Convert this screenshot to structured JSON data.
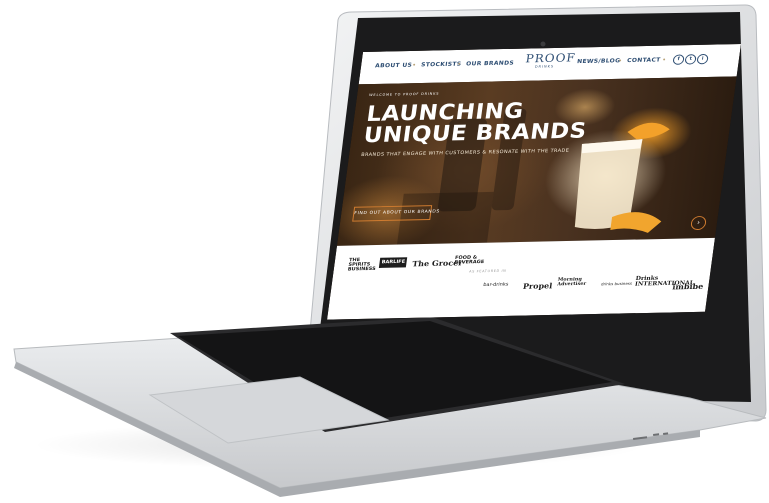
{
  "nav": {
    "links": [
      "ABOUT US",
      "STOCKISTS",
      "OUR BRANDS",
      "NEWS/BLOG",
      "CONTACT"
    ],
    "logo": "PROOF",
    "logo_sub": "DRINKS",
    "social": [
      "f",
      "t",
      "i"
    ]
  },
  "hero": {
    "kicker": "WELCOME TO PROOF DRINKS",
    "title": "LAUNCHING UNIQUE BRANDS",
    "subtitle": "BRANDS THAT ENGAGE WITH CUSTOMERS & RESONATE WITH THE TRADE",
    "button": "FIND OUT ABOUT OUR BRANDS",
    "arrow": "›"
  },
  "press": {
    "label": "AS FEATURED IN",
    "logos": [
      "THE SPIRITS BUSINESS",
      "BARLIFE",
      "The Grocer",
      "FOOD & BEVERAGE",
      "bar-drinks",
      "Propel",
      "Morning Advertiser",
      "drinks business",
      "Drinks INTERNATIONAL",
      "imbibe"
    ]
  },
  "colors": {
    "nav_text": "#2e4e73",
    "accent": "#d07c30",
    "laptop_body": "#d8dadc"
  }
}
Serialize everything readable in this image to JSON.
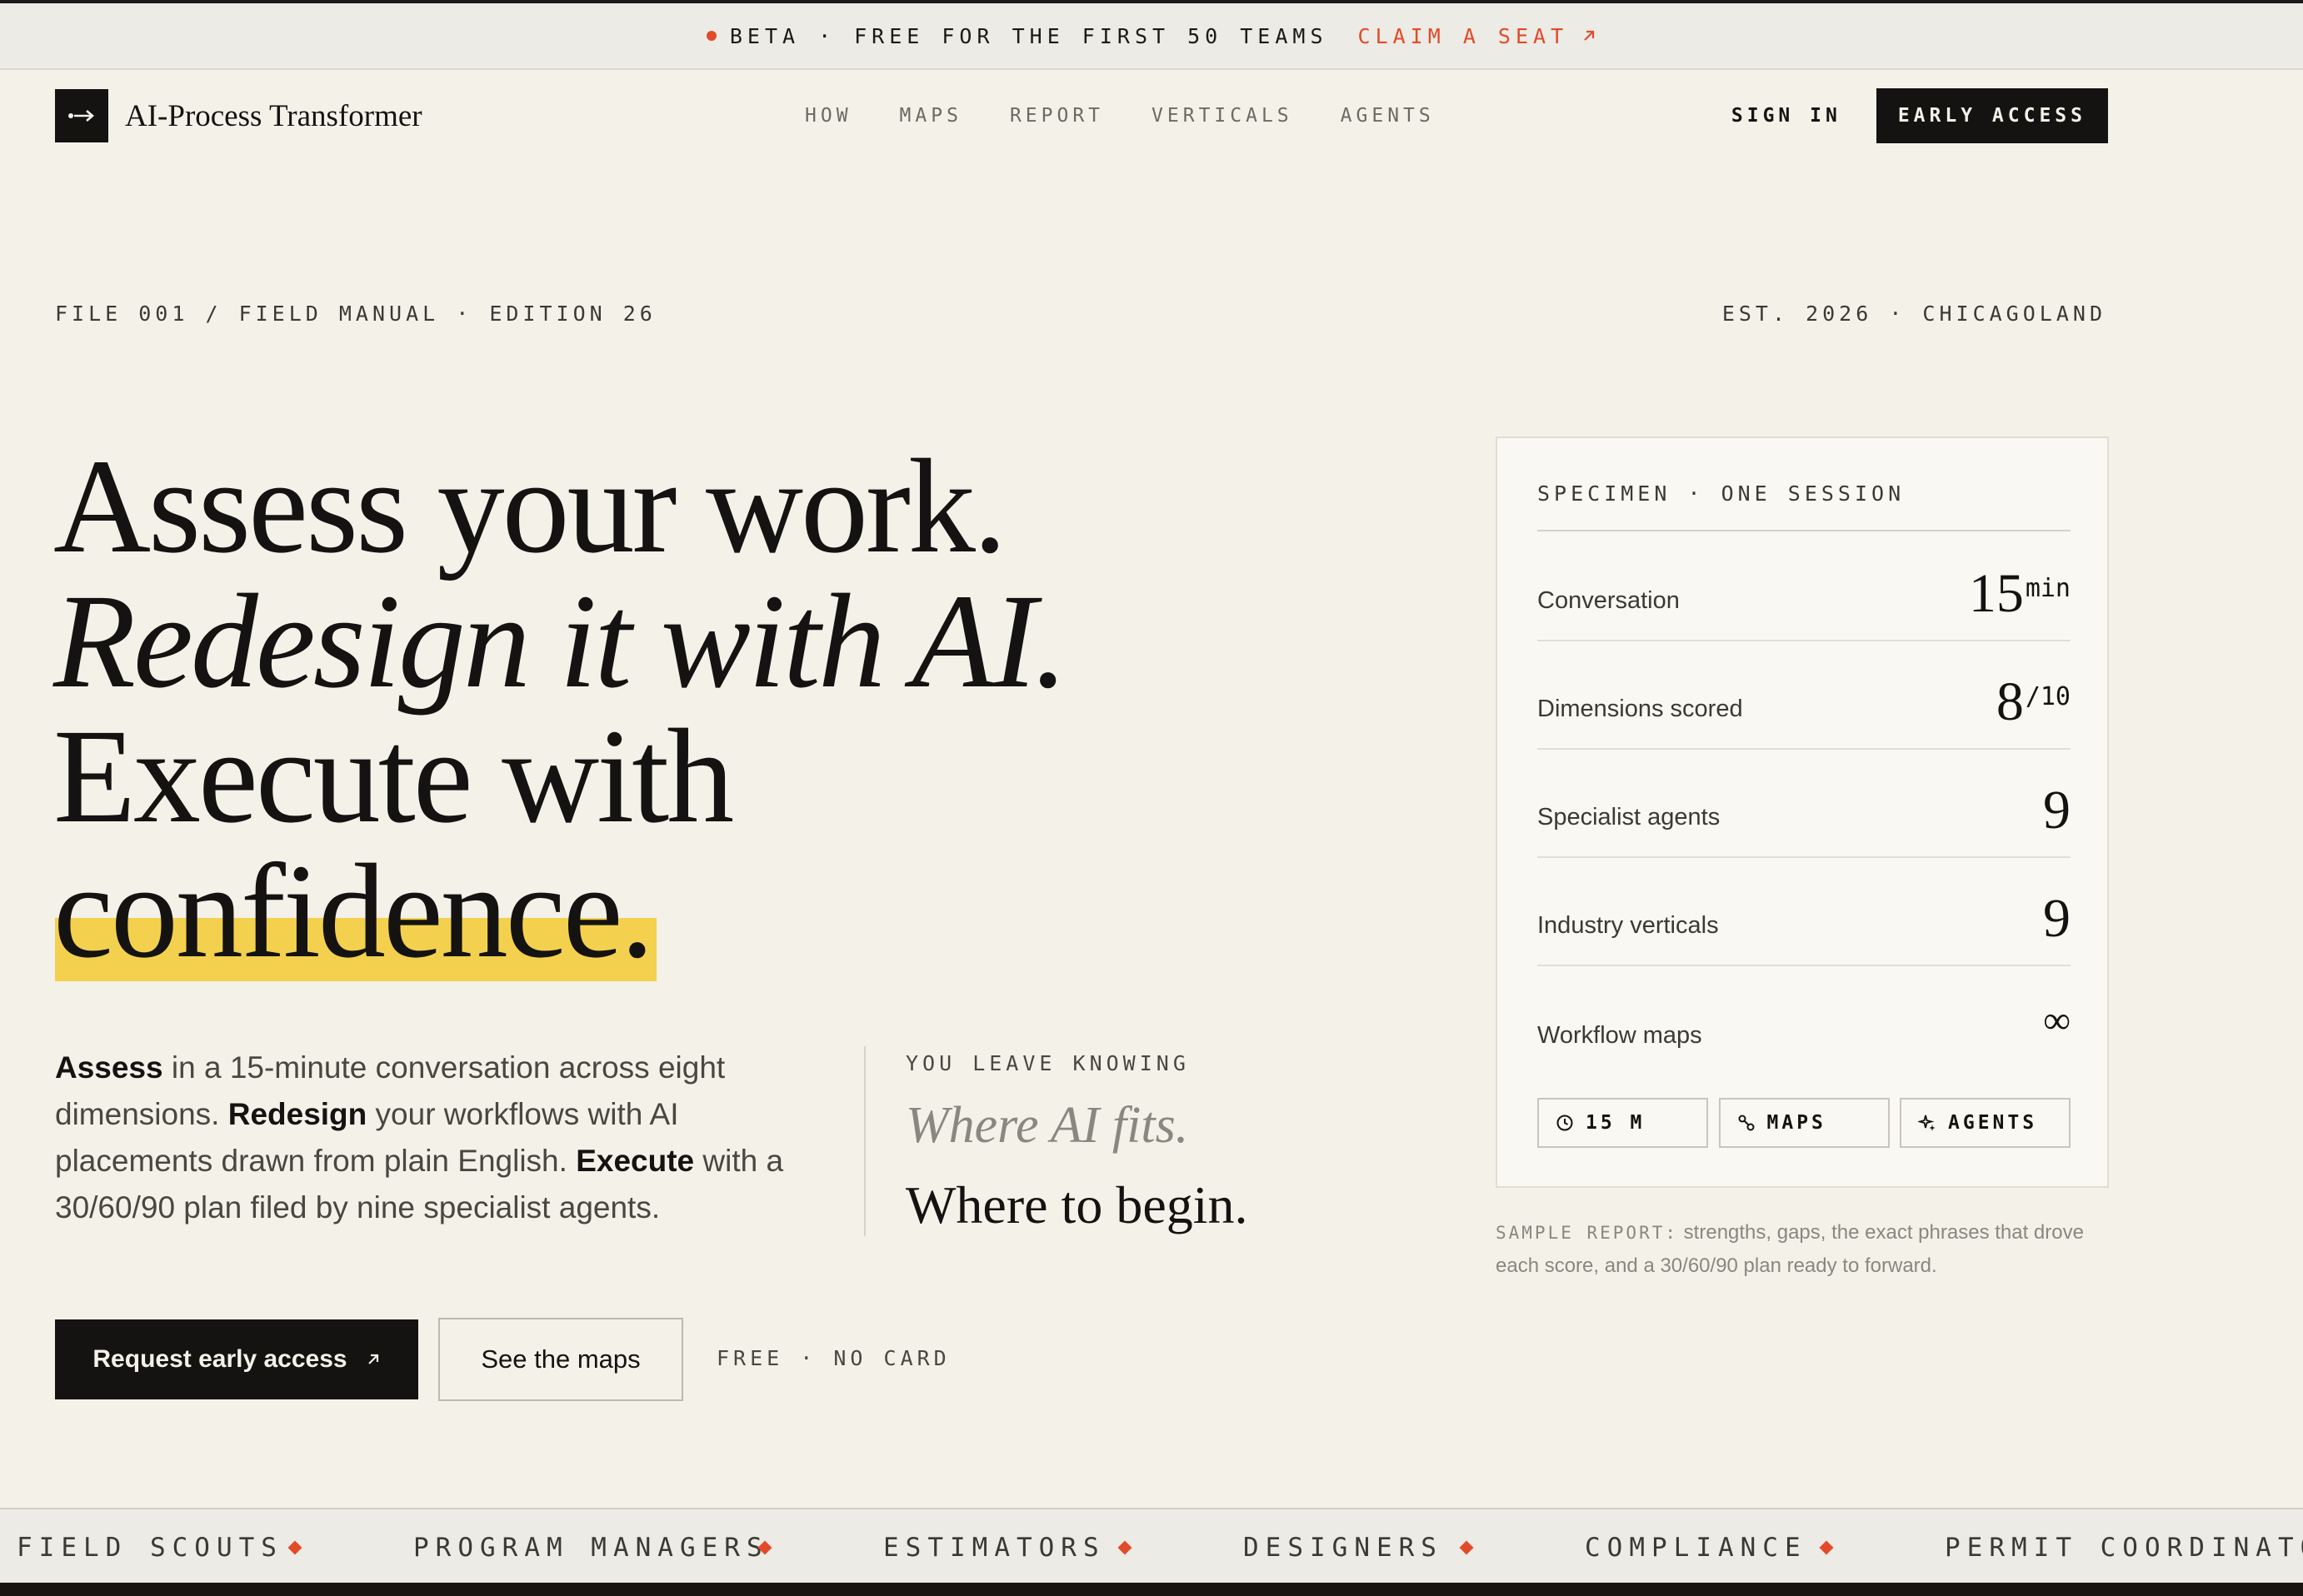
{
  "topbar": {
    "beta": "BETA",
    "separator": "·",
    "offer": "FREE FOR THE FIRST 50 TEAMS",
    "claim": "CLAIM A SEAT"
  },
  "nav": {
    "brand": "AI-Process Transformer",
    "links": [
      "HOW",
      "MAPS",
      "REPORT",
      "VERTICALS",
      "AGENTS"
    ],
    "sign_in": "SIGN IN",
    "early_access": "EARLY ACCESS"
  },
  "meta": {
    "left": "FILE 001 / FIELD MANUAL · EDITION 26",
    "right": "EST. 2026 · CHICAGOLAND"
  },
  "hero": {
    "line1": "Assess your work.",
    "line2": "Redesign it with AI.",
    "line3": "Execute with",
    "line4": "confidence."
  },
  "body": {
    "w1": "Assess",
    "t1": " in a 15-minute conversation across eight dimensions. ",
    "w2": "Redesign",
    "t2": " your workflows with AI placements drawn from plain English. ",
    "w3": "Execute",
    "t3": " with a 30/60/90 plan filed by nine specialist agents."
  },
  "knowing": {
    "label": "YOU LEAVE KNOWING",
    "where_ai": "Where AI fits.",
    "where_begin": "Where to begin."
  },
  "cta": {
    "primary": "Request early access",
    "secondary": "See the maps",
    "note": "FREE · NO CARD"
  },
  "card": {
    "label": "SPECIMEN · ONE SESSION",
    "rows": [
      {
        "label": "Conversation",
        "value": "15",
        "suffix": "min"
      },
      {
        "label": "Dimensions scored",
        "value": "8",
        "suffix": "/10"
      },
      {
        "label": "Specialist agents",
        "value": "9",
        "suffix": ""
      },
      {
        "label": "Industry verticals",
        "value": "9",
        "suffix": ""
      },
      {
        "label": "Workflow maps",
        "value": "∞",
        "suffix": ""
      }
    ],
    "chips": [
      "15 M",
      "MAPS",
      "AGENTS"
    ]
  },
  "sample": {
    "label": "SAMPLE REPORT:",
    "text": " strengths, gaps, the exact phrases that drove each score, and a 30/60/90 plan ready to forward."
  },
  "ticker": [
    "FIELD SCOUTS",
    "PROGRAM MANAGERS",
    "ESTIMATORS",
    "DESIGNERS",
    "COMPLIANCE",
    "PERMIT COORDINATORS"
  ],
  "colors": {
    "accent": "#e24b2a",
    "highlight": "#f3d14e",
    "ink": "#141311",
    "paper": "#f4f1e9"
  }
}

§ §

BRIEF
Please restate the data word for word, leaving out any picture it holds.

YOUR RESPONSE
Convert this screenshot to structured JSON data.
{
  "nav": {
    "links": [
      "ABOUT US",
      "STOCKISTS",
      "OUR BRANDS",
      "NEWS/BLOG",
      "CONTACT"
    ],
    "logo": "PROOF",
    "logo_sub": "DRINKS",
    "social": [
      "f",
      "t",
      "i"
    ]
  },
  "hero": {
    "kicker": "WELCOME TO PROOF DRINKS",
    "title": "LAUNCHING UNIQUE BRANDS",
    "subtitle": "BRANDS THAT ENGAGE WITH CUSTOMERS & RESONATE WITH THE TRADE",
    "button": "FIND OUT ABOUT OUR BRANDS",
    "arrow": "›"
  },
  "press": {
    "label": "AS FEATURED IN",
    "logos": [
      "THE SPIRITS BUSINESS",
      "BARLIFE",
      "The Grocer",
      "FOOD & BEVERAGE",
      "bar-drinks",
      "Propel",
      "Morning Advertiser",
      "drinks business",
      "Drinks INTERNATIONAL",
      "imbibe"
    ]
  },
  "colors": {
    "nav_text": "#2e4e73",
    "accent": "#d07c30",
    "laptop_body": "#d8dadc"
  }
}
Serialize everything readable in this image to JSON.
{
  "topbar": {
    "beta": "BETA",
    "separator": "·",
    "offer": "FREE FOR THE FIRST 50 TEAMS",
    "claim": "CLAIM A SEAT"
  },
  "nav": {
    "brand": "AI-Process Transformer",
    "links": [
      "HOW",
      "MAPS",
      "REPORT",
      "VERTICALS",
      "AGENTS"
    ],
    "sign_in": "SIGN IN",
    "early_access": "EARLY ACCESS"
  },
  "meta": {
    "left": "FILE 001 / FIELD MANUAL · EDITION 26",
    "right": "EST. 2026 · CHICAGOLAND"
  },
  "hero": {
    "line1": "Assess your work.",
    "line2": "Redesign it with AI.",
    "line3": "Execute with",
    "line4": "confidence."
  },
  "body": {
    "w1": "Assess",
    "t1": " in a 15-minute conversation across eight dimensions. ",
    "w2": "Redesign",
    "t2": " your workflows with AI placements drawn from plain English. ",
    "w3": "Execute",
    "t3": " with a 30/60/90 plan filed by nine specialist agents."
  },
  "knowing": {
    "label": "YOU LEAVE KNOWING",
    "where_ai": "Where AI fits.",
    "where_begin": "Where to begin."
  },
  "cta": {
    "primary": "Request early access",
    "secondary": "See the maps",
    "note": "FREE · NO CARD"
  },
  "card": {
    "label": "SPECIMEN · ONE SESSION",
    "rows": [
      {
        "label": "Conversation",
        "value": "15",
        "suffix": "min"
      },
      {
        "label": "Dimensions scored",
        "value": "8",
        "suffix": "/10"
      },
      {
        "label": "Specialist agents",
        "value": "9",
        "suffix": ""
      },
      {
        "label": "Industry verticals",
        "value": "9",
        "suffix": ""
      },
      {
        "label": "Workflow maps",
        "value": "∞",
        "suffix": ""
      }
    ],
    "chips": [
      "15 M",
      "MAPS",
      "AGENTS"
    ]
  },
  "sample": {
    "label": "SAMPLE REPORT:",
    "text": " strengths, gaps, the exact phrases that drove each score, and a 30/60/90 plan ready to forward."
  },
  "ticker": [
    "FIELD SCOUTS",
    "PROGRAM MANAGERS",
    "ESTIMATORS",
    "DESIGNERS",
    "COMPLIANCE",
    "PERMIT COORDINATORS"
  ],
  "colors": {
    "accent": "#e24b2a",
    "highlight": "#f3d14e",
    "ink": "#141311",
    "paper": "#f4f1e9"
  }
}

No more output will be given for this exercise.